Stored records:
* * *

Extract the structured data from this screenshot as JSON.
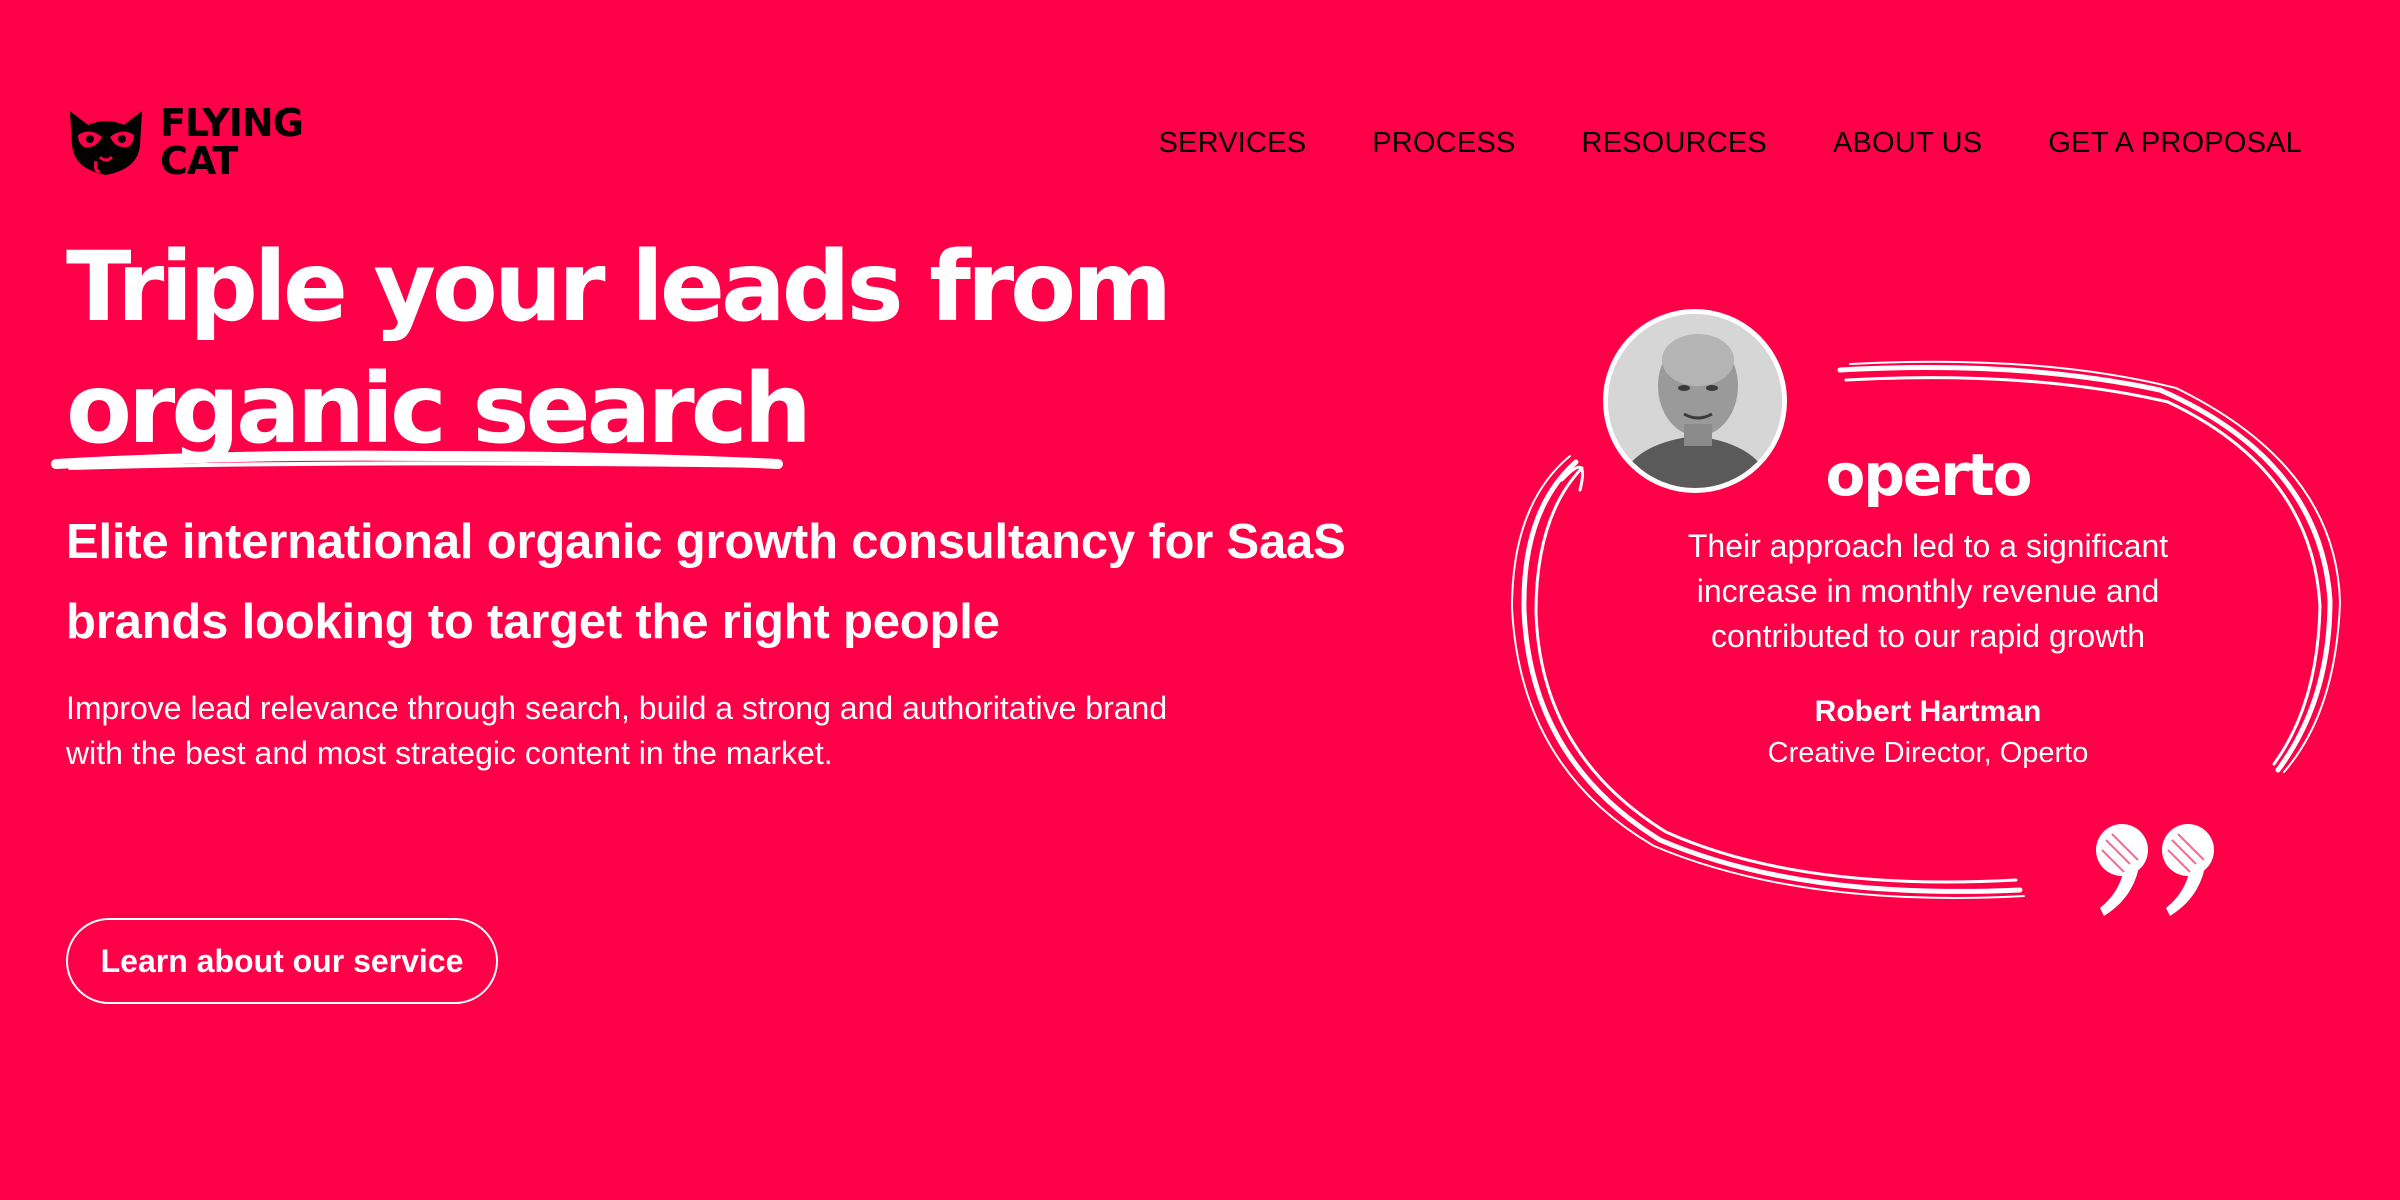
{
  "colors": {
    "background": "#ff0048",
    "foreground": "#ffffff",
    "nav_text": "#000000"
  },
  "header": {
    "logo": {
      "icon": "cat-head-icon",
      "line1": "FLYING",
      "line2": "CAT"
    },
    "nav": [
      {
        "label": "SERVICES"
      },
      {
        "label": "PROCESS"
      },
      {
        "label": "RESOURCES"
      },
      {
        "label": "ABOUT US"
      },
      {
        "label": "GET A PROPOSAL"
      }
    ]
  },
  "hero": {
    "headline_line1": "Triple your leads from",
    "headline_line2": "organic search",
    "subheadline_line1": "Elite international organic growth consultancy for SaaS",
    "subheadline_line2": "brands looking to target the right people",
    "description_line1": "Improve lead relevance through search, build a strong and authoritative brand",
    "description_line2": "with the best and most strategic content in the market.",
    "cta_label": "Learn about our service"
  },
  "testimonial": {
    "avatar_icon": "person-photo",
    "company": "operto",
    "quote_line1": "Their approach led to a significant",
    "quote_line2": "increase in monthly revenue and",
    "quote_line3": "contributed to our rapid growth",
    "author": "Robert Hartman",
    "role": "Creative Director, Operto",
    "decoration_icon": "quote-marks-icon"
  }
}
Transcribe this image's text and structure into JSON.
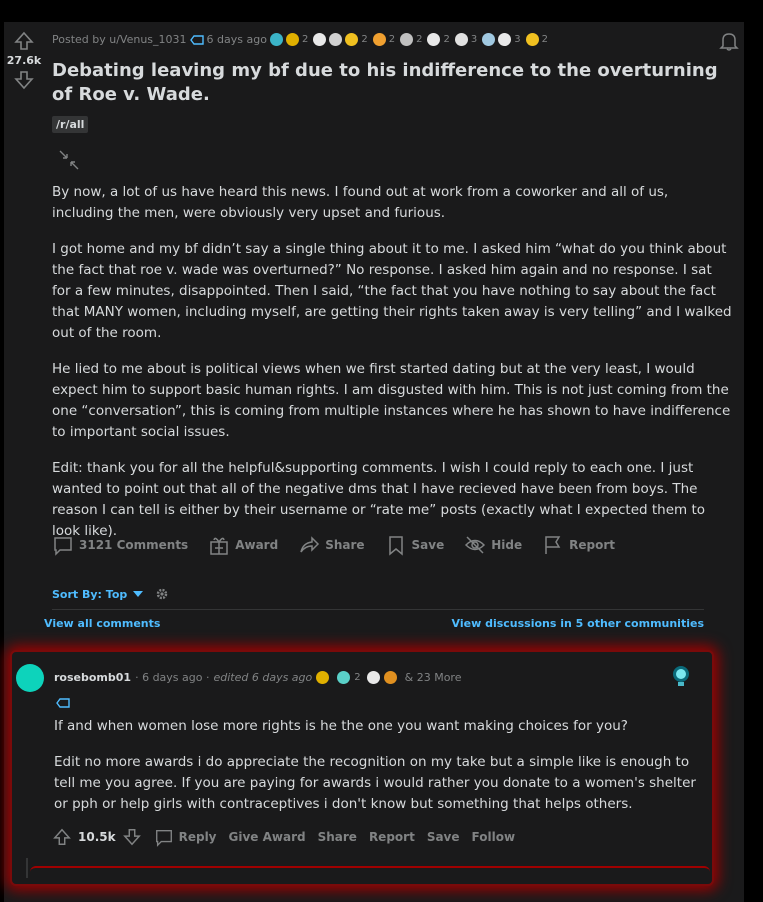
{
  "post": {
    "score": "27.6k",
    "posted_by": "Posted by u/Venus_1031",
    "time": "6 days ago",
    "awards": [
      {
        "icon": "award-teal-icon",
        "count": "",
        "color": "#3bb4c8"
      },
      {
        "icon": "award-gold-icon",
        "count": "2",
        "color": "#e0b000"
      },
      {
        "icon": "award-face-icon",
        "count": "",
        "color": "#e8e8e8"
      },
      {
        "icon": "award-rocket-icon",
        "count": "",
        "color": "#d0d0d0"
      },
      {
        "icon": "award-burst-icon",
        "count": "2",
        "color": "#f0c020"
      },
      {
        "icon": "award-hand-icon",
        "count": "2",
        "color": "#f0a030"
      },
      {
        "icon": "award-cat-icon",
        "count": "2",
        "color": "#c0c0c0"
      },
      {
        "icon": "award-bubble-icon",
        "count": "2",
        "color": "#e8e8e8"
      },
      {
        "icon": "award-dollar-icon",
        "count": "3",
        "color": "#e0e0e0"
      },
      {
        "icon": "award-snow-icon",
        "count": "",
        "color": "#a0c8e0"
      },
      {
        "icon": "award-bowl-icon",
        "count": "3",
        "color": "#e8e8e8"
      },
      {
        "icon": "award-laugh-icon",
        "count": "2",
        "color": "#f0c020"
      }
    ],
    "title": "Debating leaving my bf due to his indifference to the overturning of Roe v. Wade.",
    "flair": "/r/all",
    "paragraphs": [
      "By now, a lot of us have heard this news. I found out at work from a coworker and all of us, including the men, were obviously very upset and furious.",
      "I got home and my bf didn’t say a single thing about it to me. I asked him “what do you think about the fact that roe v. wade was overturned?” No response. I asked him again and no response. I sat for a few minutes, disappointed. Then I said, “the fact that you have nothing to say about the fact that MANY women, including myself, are getting their rights taken away is very telling” and I walked out of the room.",
      "He lied to me about is political views when we first started dating but at the very least, I would expect him to support basic human rights. I am disgusted with him. This is not just coming from the one “conversation”, this is coming from multiple instances where he has shown to have indifference to important social issues.",
      "Edit: thank you for all the helpful&supporting comments. I wish I could reply to each one. I just wanted to point out that all of the negative dms that I have recieved have been from boys. The reason I can tell is either by their username or “rate me” posts (exactly what I expected them to look like)."
    ],
    "actions": {
      "comments": "3121 Comments",
      "award": "Award",
      "share": "Share",
      "save": "Save",
      "hide": "Hide",
      "report": "Report"
    }
  },
  "sort": {
    "label": "Sort By: Top"
  },
  "links": {
    "view_all": "View all comments",
    "view_discussions": "View discussions in 5 other communities"
  },
  "comment": {
    "user": "rosebomb01",
    "time": "· 6 days ago ·",
    "edited": "edited 6 days ago",
    "awards_count": "2",
    "more": "& 23 More",
    "paragraphs": [
      "If and when women lose more rights is he the one you want making choices for you?",
      "Edit no more awards i do appreciate the recognition on my take but a simple like is enough to tell me you agree. If you are paying for awards i would rather you donate to a women's shelter or pph or help girls with contraceptives i don't know but something that helps others."
    ],
    "score": "10.5k",
    "actions": {
      "reply": "Reply",
      "give_award": "Give Award",
      "share": "Share",
      "report": "Report",
      "save": "Save",
      "follow": "Follow"
    }
  }
}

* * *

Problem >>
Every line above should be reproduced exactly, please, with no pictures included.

Your solution >>
Extract the structured data from this screenshot as JSON.
{
  "colors": {
    "background": "#ff0048",
    "foreground": "#ffffff",
    "nav_text": "#000000"
  },
  "header": {
    "logo": {
      "icon": "cat-head-icon",
      "line1": "FLYING",
      "line2": "CAT"
    },
    "nav": [
      {
        "label": "SERVICES"
      },
      {
        "label": "PROCESS"
      },
      {
        "label": "RESOURCES"
      },
      {
        "label": "ABOUT US"
      },
      {
        "label": "GET A PROPOSAL"
      }
    ]
  },
  "hero": {
    "headline_line1": "Triple your leads from",
    "headline_line2": "organic search",
    "subheadline_line1": "Elite international organic growth consultancy for SaaS",
    "subheadline_line2": "brands looking to target the right people",
    "description_line1": "Improve lead relevance through search, build a strong and authoritative brand",
    "description_line2": "with the best and most strategic content in the market.",
    "cta_label": "Learn about our service"
  },
  "testimonial": {
    "avatar_icon": "person-photo",
    "company": "operto",
    "quote_line1": "Their approach led to a significant",
    "quote_line2": "increase in monthly revenue and",
    "quote_line3": "contributed to our rapid growth",
    "author": "Robert Hartman",
    "role": "Creative Director, Operto",
    "decoration_icon": "quote-marks-icon"
  }
}
Transcribe this image's text and structure into JSON.
{
  "post": {
    "score": "27.6k",
    "posted_by": "Posted by u/Venus_1031",
    "time": "6 days ago",
    "awards": [
      {
        "icon": "award-teal-icon",
        "count": "",
        "color": "#3bb4c8"
      },
      {
        "icon": "award-gold-icon",
        "count": "2",
        "color": "#e0b000"
      },
      {
        "icon": "award-face-icon",
        "count": "",
        "color": "#e8e8e8"
      },
      {
        "icon": "award-rocket-icon",
        "count": "",
        "color": "#d0d0d0"
      },
      {
        "icon": "award-burst-icon",
        "count": "2",
        "color": "#f0c020"
      },
      {
        "icon": "award-hand-icon",
        "count": "2",
        "color": "#f0a030"
      },
      {
        "icon": "award-cat-icon",
        "count": "2",
        "color": "#c0c0c0"
      },
      {
        "icon": "award-bubble-icon",
        "count": "2",
        "color": "#e8e8e8"
      },
      {
        "icon": "award-dollar-icon",
        "count": "3",
        "color": "#e0e0e0"
      },
      {
        "icon": "award-snow-icon",
        "count": "",
        "color": "#a0c8e0"
      },
      {
        "icon": "award-bowl-icon",
        "count": "3",
        "color": "#e8e8e8"
      },
      {
        "icon": "award-laugh-icon",
        "count": "2",
        "color": "#f0c020"
      }
    ],
    "title": "Debating leaving my bf due to his indifference to the overturning of Roe v. Wade.",
    "flair": "/r/all",
    "paragraphs": [
      "By now, a lot of us have heard this news. I found out at work from a coworker and all of us, including the men, were obviously very upset and furious.",
      "I got home and my bf didn’t say a single thing about it to me. I asked him “what do you think about the fact that roe v. wade was overturned?” No response. I asked him again and no response. I sat for a few minutes, disappointed. Then I said, “the fact that you have nothing to say about the fact that MANY women, including myself, are getting their rights taken away is very telling” and I walked out of the room.",
      "He lied to me about is political views when we first started dating but at the very least, I would expect him to support basic human rights. I am disgusted with him. This is not just coming from the one “conversation”, this is coming from multiple instances where he has shown to have indifference to important social issues.",
      "Edit: thank you for all the helpful&supporting comments. I wish I could reply to each one. I just wanted to point out that all of the negative dms that I have recieved have been from boys. The reason I can tell is either by their username or “rate me” posts (exactly what I expected them to look like)."
    ],
    "actions": {
      "comments": "3121 Comments",
      "award": "Award",
      "share": "Share",
      "save": "Save",
      "hide": "Hide",
      "report": "Report"
    }
  },
  "sort": {
    "label": "Sort By: Top"
  },
  "links": {
    "view_all": "View all comments",
    "view_discussions": "View discussions in 5 other communities"
  },
  "comment": {
    "user": "rosebomb01",
    "time": "· 6 days ago ·",
    "edited": "edited 6 days ago",
    "awards_count": "2",
    "more": "& 23 More",
    "paragraphs": [
      "If and when women lose more rights is he the one you want making choices for you?",
      "Edit no more awards i do appreciate the recognition on my take but a simple like is enough to tell me you agree. If you are paying for awards i would rather you donate to a women's shelter or pph or help girls with contraceptives i don't know but something that helps others."
    ],
    "score": "10.5k",
    "actions": {
      "reply": "Reply",
      "give_award": "Give Award",
      "share": "Share",
      "report": "Report",
      "save": "Save",
      "follow": "Follow"
    }
  }
}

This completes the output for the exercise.